_EXERCISE DETAILS_
State the count of lines below in which the word "AutoML" appears, and add nothing.

_DATA_
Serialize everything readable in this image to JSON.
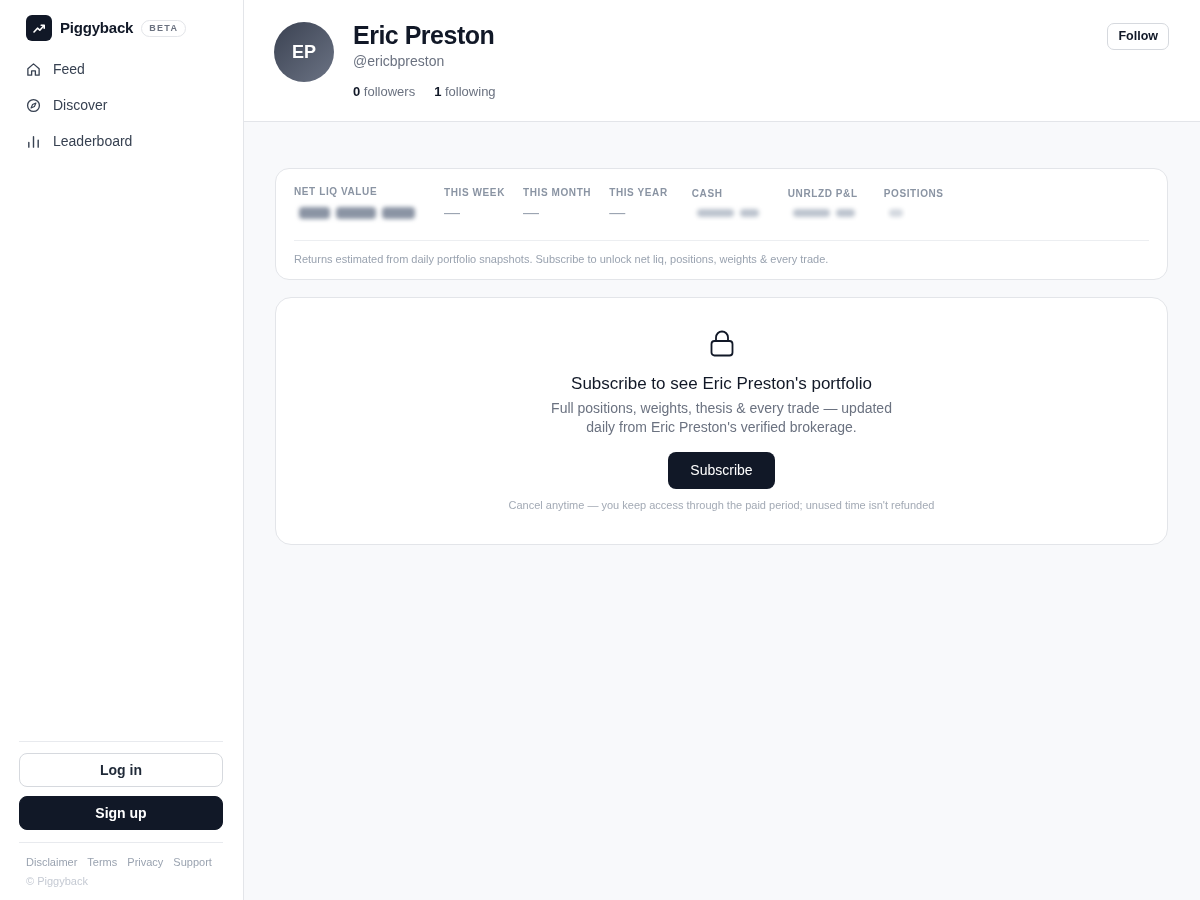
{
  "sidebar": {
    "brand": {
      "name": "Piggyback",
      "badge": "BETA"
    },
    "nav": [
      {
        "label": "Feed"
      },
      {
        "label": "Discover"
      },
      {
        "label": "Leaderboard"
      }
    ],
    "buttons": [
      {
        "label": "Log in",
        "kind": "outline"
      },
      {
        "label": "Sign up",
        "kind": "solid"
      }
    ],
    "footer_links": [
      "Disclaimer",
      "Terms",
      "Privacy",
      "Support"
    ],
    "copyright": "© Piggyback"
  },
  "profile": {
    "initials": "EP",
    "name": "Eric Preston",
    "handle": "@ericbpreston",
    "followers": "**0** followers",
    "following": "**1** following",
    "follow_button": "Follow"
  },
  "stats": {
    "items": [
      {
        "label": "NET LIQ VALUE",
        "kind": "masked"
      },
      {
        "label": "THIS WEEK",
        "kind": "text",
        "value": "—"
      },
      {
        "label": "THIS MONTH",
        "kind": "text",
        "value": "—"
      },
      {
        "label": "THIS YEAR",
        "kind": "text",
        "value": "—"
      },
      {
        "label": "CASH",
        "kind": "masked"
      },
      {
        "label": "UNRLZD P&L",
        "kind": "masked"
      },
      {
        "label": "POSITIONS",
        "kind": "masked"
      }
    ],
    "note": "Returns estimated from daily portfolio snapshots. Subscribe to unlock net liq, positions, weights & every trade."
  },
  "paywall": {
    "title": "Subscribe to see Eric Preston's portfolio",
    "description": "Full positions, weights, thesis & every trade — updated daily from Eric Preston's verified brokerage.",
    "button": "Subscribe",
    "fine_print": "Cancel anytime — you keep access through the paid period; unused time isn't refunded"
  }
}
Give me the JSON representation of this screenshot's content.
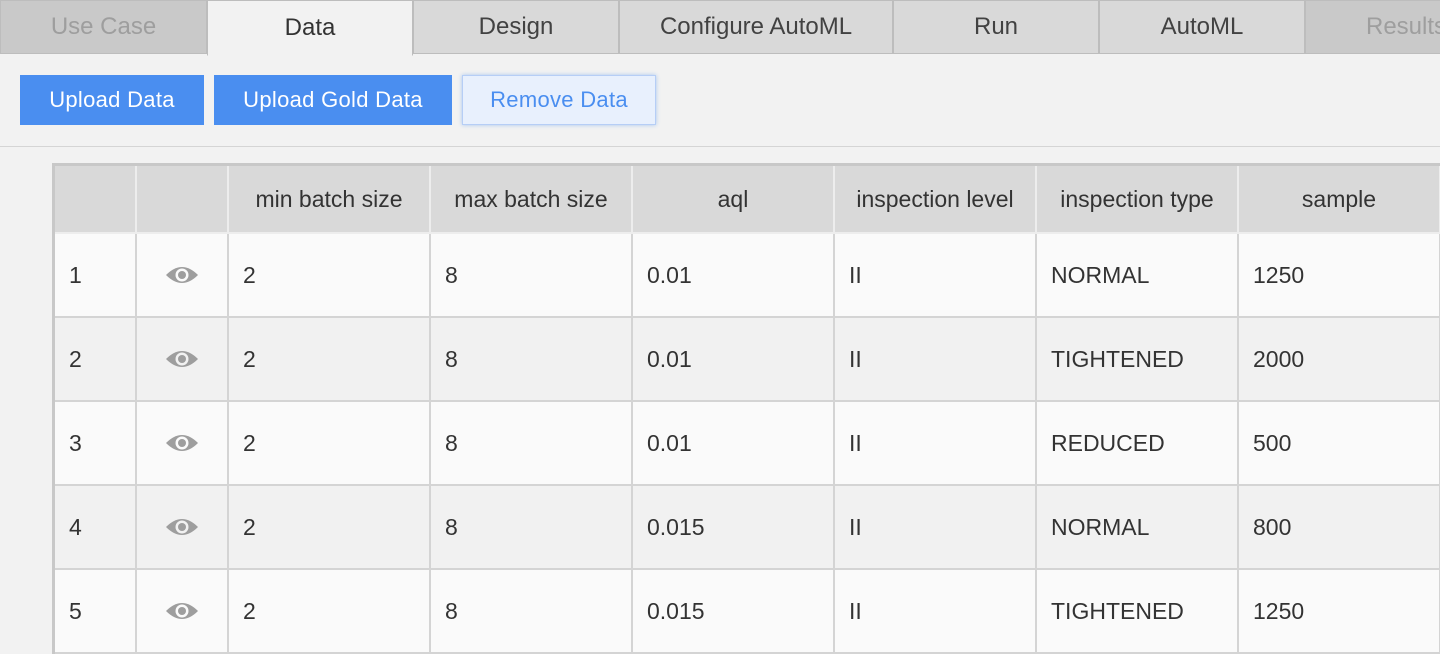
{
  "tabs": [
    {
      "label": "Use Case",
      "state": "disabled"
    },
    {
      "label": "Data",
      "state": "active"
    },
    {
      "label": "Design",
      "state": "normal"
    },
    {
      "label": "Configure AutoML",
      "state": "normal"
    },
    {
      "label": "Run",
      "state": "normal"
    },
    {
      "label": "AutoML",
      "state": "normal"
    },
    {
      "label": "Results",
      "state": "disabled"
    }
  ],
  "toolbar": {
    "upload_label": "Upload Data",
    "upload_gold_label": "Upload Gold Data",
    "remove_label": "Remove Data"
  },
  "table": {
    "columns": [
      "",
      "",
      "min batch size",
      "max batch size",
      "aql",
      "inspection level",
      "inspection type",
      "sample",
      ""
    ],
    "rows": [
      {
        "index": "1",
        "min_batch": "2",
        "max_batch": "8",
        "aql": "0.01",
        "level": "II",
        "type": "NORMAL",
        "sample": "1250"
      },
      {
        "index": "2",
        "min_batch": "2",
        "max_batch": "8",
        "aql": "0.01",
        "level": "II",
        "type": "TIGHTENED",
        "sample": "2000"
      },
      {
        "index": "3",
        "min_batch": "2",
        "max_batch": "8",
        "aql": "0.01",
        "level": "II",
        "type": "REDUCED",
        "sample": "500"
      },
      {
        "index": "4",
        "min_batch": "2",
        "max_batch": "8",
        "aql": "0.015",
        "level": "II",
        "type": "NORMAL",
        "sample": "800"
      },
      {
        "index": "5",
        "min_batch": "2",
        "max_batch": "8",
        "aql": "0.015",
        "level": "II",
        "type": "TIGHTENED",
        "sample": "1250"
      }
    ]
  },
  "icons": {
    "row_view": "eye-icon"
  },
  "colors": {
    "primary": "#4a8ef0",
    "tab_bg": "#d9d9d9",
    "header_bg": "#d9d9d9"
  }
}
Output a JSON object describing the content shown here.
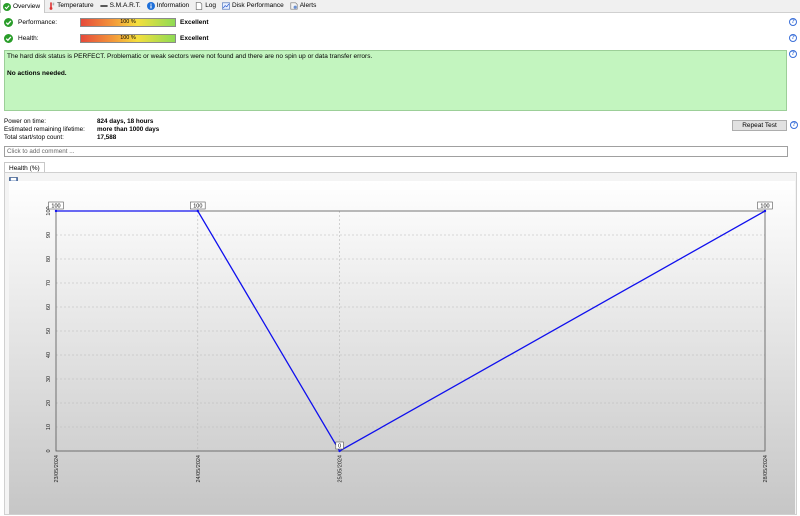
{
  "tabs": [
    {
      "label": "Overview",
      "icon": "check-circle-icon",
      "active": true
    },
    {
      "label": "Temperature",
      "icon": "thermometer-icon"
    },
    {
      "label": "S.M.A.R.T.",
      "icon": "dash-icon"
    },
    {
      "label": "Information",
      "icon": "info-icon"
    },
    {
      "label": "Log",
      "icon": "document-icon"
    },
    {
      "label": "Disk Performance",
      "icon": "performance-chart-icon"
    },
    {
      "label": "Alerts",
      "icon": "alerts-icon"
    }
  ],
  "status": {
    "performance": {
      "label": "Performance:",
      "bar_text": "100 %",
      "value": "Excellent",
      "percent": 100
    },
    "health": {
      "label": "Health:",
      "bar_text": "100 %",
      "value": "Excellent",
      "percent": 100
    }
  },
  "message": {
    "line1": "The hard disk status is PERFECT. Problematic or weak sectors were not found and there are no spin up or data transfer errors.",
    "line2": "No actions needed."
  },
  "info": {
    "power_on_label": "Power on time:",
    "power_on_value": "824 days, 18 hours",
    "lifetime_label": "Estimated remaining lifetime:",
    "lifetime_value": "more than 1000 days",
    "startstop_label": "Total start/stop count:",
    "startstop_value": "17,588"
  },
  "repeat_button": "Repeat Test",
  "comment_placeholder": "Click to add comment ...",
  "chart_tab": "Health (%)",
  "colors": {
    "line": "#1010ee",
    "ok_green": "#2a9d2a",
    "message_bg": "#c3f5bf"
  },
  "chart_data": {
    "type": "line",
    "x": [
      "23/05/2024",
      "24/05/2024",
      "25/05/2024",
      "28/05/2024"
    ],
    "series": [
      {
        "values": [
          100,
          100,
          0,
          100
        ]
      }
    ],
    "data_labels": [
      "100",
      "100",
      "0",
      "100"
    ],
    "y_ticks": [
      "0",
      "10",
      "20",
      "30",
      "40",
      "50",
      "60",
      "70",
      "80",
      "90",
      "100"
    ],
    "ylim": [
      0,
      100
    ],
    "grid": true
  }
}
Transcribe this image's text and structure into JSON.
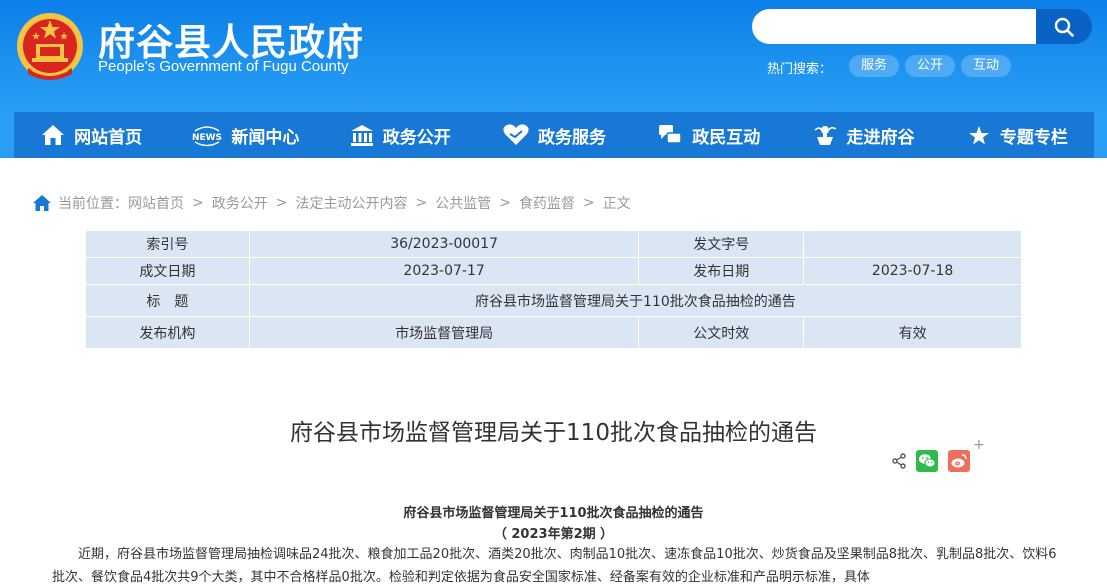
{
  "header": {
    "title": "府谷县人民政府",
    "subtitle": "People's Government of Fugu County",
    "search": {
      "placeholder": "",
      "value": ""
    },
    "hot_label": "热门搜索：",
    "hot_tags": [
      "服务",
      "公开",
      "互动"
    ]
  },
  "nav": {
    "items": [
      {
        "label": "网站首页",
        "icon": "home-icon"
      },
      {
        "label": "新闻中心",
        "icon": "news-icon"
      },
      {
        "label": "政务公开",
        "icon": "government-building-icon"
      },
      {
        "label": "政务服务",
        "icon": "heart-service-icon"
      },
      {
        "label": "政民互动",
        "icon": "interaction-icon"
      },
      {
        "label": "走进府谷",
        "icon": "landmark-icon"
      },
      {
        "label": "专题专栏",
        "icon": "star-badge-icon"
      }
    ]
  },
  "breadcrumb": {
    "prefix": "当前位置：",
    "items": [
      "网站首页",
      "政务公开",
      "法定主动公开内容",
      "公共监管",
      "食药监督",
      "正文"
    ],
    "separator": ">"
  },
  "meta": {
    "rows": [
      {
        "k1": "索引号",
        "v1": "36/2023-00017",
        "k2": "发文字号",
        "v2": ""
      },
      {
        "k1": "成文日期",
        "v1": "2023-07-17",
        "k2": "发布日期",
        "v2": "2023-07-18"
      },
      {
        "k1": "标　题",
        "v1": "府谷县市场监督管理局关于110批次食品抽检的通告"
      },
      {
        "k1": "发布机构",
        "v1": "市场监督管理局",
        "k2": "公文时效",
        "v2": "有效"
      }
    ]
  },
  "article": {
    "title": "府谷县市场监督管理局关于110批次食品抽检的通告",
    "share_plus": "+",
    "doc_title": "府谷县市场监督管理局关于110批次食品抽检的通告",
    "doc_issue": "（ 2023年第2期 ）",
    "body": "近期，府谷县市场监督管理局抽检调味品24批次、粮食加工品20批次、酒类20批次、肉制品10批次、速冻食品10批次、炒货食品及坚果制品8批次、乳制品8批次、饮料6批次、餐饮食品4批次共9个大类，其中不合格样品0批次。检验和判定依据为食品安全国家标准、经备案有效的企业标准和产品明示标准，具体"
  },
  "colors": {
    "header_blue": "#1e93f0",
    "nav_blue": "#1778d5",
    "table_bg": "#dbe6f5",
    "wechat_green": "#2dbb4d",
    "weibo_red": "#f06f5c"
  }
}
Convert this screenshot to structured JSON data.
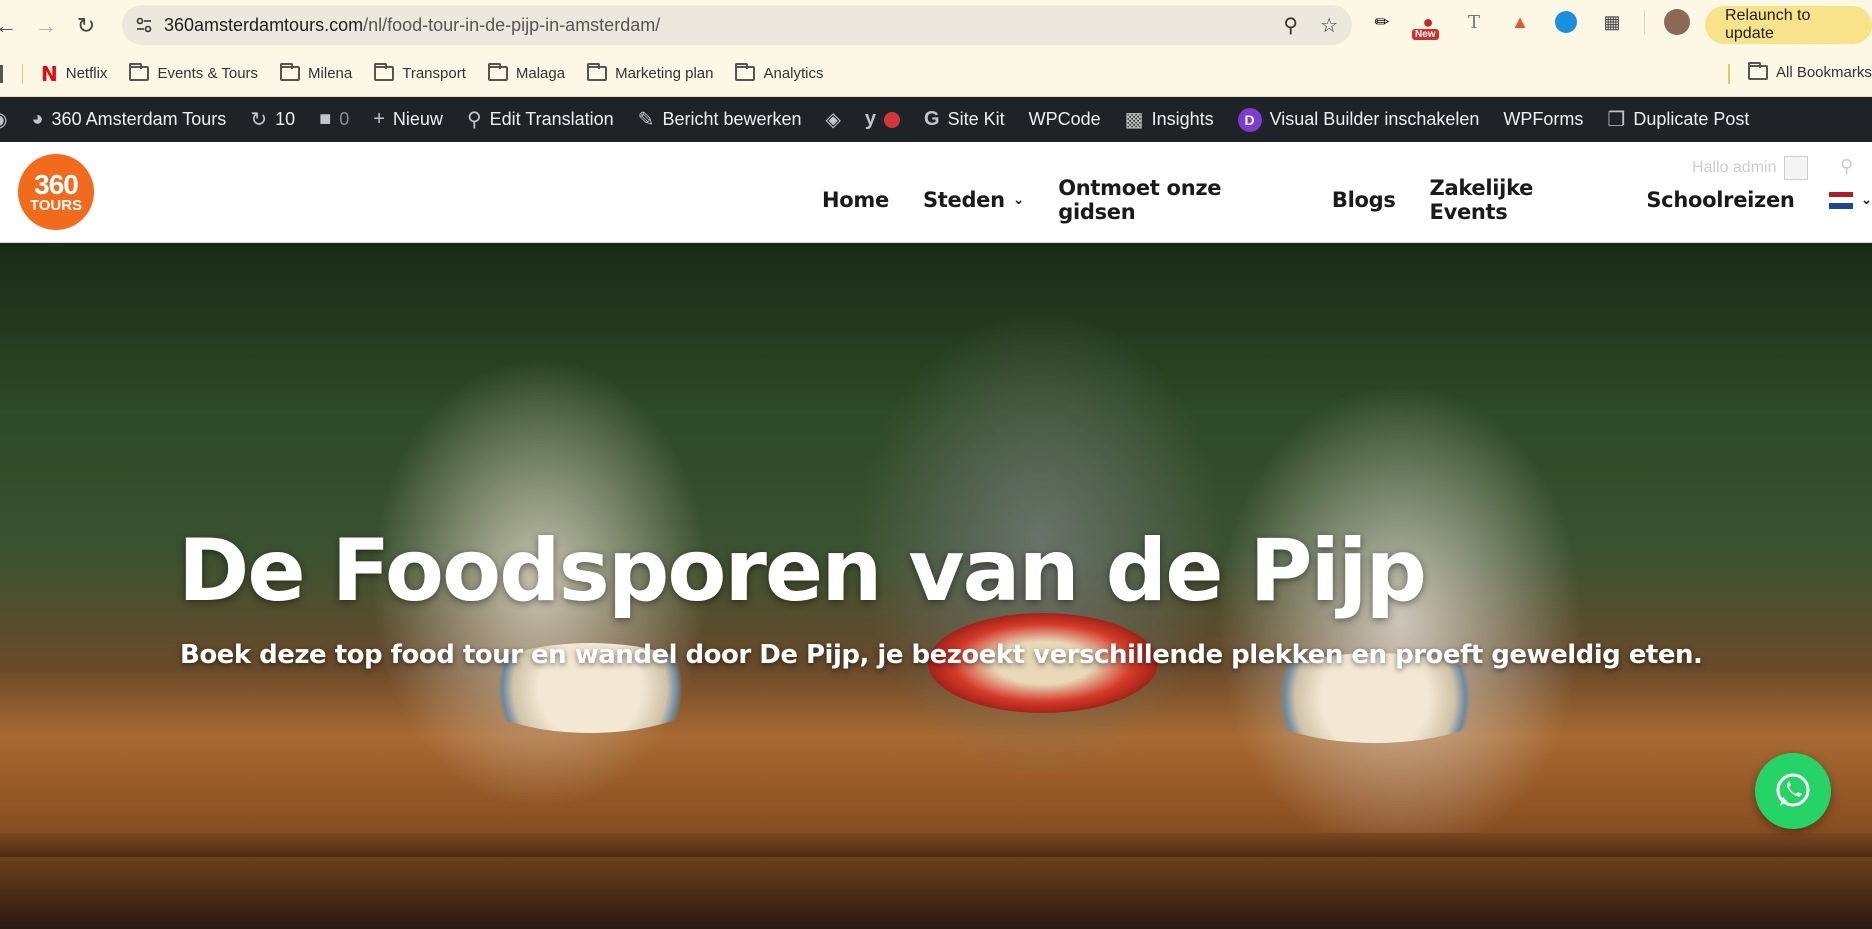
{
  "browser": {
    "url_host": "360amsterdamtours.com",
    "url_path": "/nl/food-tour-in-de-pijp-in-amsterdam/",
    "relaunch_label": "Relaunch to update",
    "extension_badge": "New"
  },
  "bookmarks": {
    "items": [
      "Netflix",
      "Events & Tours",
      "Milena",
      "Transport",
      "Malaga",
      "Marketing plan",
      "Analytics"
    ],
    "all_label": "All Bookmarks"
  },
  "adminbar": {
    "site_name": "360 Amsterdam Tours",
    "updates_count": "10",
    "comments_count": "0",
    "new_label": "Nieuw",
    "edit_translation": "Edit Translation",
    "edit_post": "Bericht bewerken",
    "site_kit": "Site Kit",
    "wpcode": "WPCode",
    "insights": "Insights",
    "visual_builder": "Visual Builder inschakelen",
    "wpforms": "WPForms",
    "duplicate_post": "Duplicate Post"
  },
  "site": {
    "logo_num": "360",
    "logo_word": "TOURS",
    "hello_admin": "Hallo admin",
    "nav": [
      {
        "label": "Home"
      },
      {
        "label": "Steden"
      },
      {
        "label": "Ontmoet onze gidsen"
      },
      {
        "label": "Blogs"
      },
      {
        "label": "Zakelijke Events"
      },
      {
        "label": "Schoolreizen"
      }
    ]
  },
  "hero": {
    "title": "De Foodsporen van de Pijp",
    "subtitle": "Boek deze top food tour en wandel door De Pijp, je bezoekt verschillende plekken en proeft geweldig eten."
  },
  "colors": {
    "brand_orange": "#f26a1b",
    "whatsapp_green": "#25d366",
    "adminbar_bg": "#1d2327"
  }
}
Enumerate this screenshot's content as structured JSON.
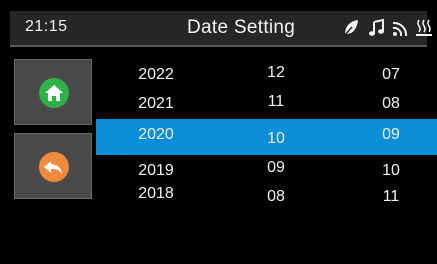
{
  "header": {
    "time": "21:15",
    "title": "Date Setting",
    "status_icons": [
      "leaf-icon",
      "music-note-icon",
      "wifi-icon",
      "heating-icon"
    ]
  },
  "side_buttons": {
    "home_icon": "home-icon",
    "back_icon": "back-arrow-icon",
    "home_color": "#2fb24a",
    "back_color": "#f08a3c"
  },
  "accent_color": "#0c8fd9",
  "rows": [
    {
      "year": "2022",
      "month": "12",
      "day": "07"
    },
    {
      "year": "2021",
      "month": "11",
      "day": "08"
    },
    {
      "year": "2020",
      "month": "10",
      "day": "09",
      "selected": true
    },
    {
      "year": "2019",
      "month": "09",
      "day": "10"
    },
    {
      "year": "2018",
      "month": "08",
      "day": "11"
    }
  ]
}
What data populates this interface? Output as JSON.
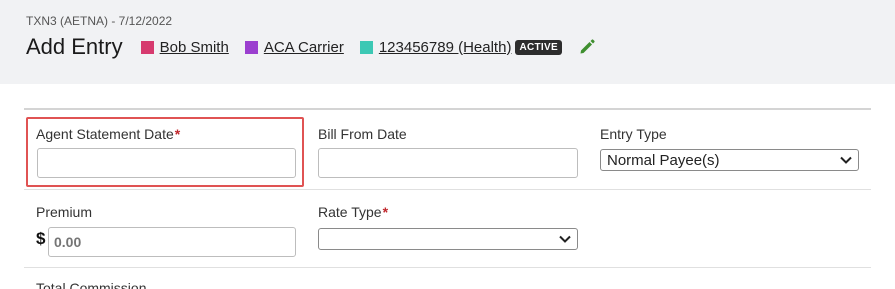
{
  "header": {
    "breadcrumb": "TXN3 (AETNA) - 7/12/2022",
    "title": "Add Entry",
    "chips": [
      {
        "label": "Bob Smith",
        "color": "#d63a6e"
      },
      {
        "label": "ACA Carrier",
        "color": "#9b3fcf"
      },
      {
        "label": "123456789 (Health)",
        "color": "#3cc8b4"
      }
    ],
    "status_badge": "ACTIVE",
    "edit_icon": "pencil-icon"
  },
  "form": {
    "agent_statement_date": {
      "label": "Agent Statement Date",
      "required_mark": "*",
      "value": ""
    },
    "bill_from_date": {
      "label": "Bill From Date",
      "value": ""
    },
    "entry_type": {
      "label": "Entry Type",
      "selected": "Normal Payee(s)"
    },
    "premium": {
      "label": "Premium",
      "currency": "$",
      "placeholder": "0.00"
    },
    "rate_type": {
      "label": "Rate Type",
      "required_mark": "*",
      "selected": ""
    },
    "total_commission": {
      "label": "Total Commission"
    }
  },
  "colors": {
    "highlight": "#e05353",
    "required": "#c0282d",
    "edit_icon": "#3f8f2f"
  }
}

_WRITTEN ANSWER_
2